* **Entries shown**
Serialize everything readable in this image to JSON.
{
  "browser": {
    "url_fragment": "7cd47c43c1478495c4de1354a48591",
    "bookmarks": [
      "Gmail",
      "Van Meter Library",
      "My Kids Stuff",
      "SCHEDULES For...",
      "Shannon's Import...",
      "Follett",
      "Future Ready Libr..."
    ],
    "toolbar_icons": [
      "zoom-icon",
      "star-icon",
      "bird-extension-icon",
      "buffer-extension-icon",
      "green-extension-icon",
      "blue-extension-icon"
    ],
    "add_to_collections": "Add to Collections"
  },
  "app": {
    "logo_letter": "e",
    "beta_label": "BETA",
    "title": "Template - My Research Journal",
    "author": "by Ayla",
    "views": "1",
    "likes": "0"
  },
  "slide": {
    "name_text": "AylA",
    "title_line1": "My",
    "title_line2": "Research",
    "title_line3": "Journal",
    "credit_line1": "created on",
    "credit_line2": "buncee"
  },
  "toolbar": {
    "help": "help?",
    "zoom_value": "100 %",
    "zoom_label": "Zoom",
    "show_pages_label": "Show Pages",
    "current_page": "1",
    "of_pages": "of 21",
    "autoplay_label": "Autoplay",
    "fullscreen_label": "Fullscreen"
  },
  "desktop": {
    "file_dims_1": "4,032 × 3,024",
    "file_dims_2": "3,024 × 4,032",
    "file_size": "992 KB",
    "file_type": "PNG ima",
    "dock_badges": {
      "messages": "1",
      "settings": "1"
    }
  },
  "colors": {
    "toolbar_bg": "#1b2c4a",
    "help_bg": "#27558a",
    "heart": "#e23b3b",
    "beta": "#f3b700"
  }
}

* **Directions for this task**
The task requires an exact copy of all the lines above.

* **Written solution**
Serialize everything readable in this image to JSON.
{
  "browser": {
    "url_fragment": "7cd47c43c1478495c4de1354a48591",
    "bookmarks": [
      "Gmail",
      "Van Meter Library",
      "My Kids Stuff",
      "SCHEDULES For...",
      "Shannon's Import...",
      "Follett",
      "Future Ready Libr..."
    ],
    "toolbar_icons": [
      "zoom-icon",
      "star-icon",
      "bird-extension-icon",
      "buffer-extension-icon",
      "green-extension-icon",
      "blue-extension-icon"
    ],
    "add_to_collections": "Add to Collections"
  },
  "app": {
    "logo_letter": "e",
    "beta_label": "BETA",
    "title": "Template - My Research Journal",
    "author": "by Ayla",
    "views": "1",
    "likes": "0"
  },
  "slide": {
    "name_text": "AylA",
    "title_line1": "My",
    "title_line2": "Research",
    "title_line3": "Journal",
    "credit_line1": "created on",
    "credit_line2": "buncee"
  },
  "toolbar": {
    "help": "help?",
    "zoom_value": "100 %",
    "zoom_label": "Zoom",
    "show_pages_label": "Show Pages",
    "current_page": "1",
    "of_pages": "of 21",
    "autoplay_label": "Autoplay",
    "fullscreen_label": "Fullscreen"
  },
  "desktop": {
    "file_dims_1": "4,032 × 3,024",
    "file_dims_2": "3,024 × 4,032",
    "file_size": "992 KB",
    "file_type": "PNG ima",
    "dock_badges": {
      "messages": "1",
      "settings": "1"
    }
  },
  "colors": {
    "toolbar_bg": "#1b2c4a",
    "help_bg": "#27558a",
    "heart": "#e23b3b",
    "beta": "#f3b700"
  }
}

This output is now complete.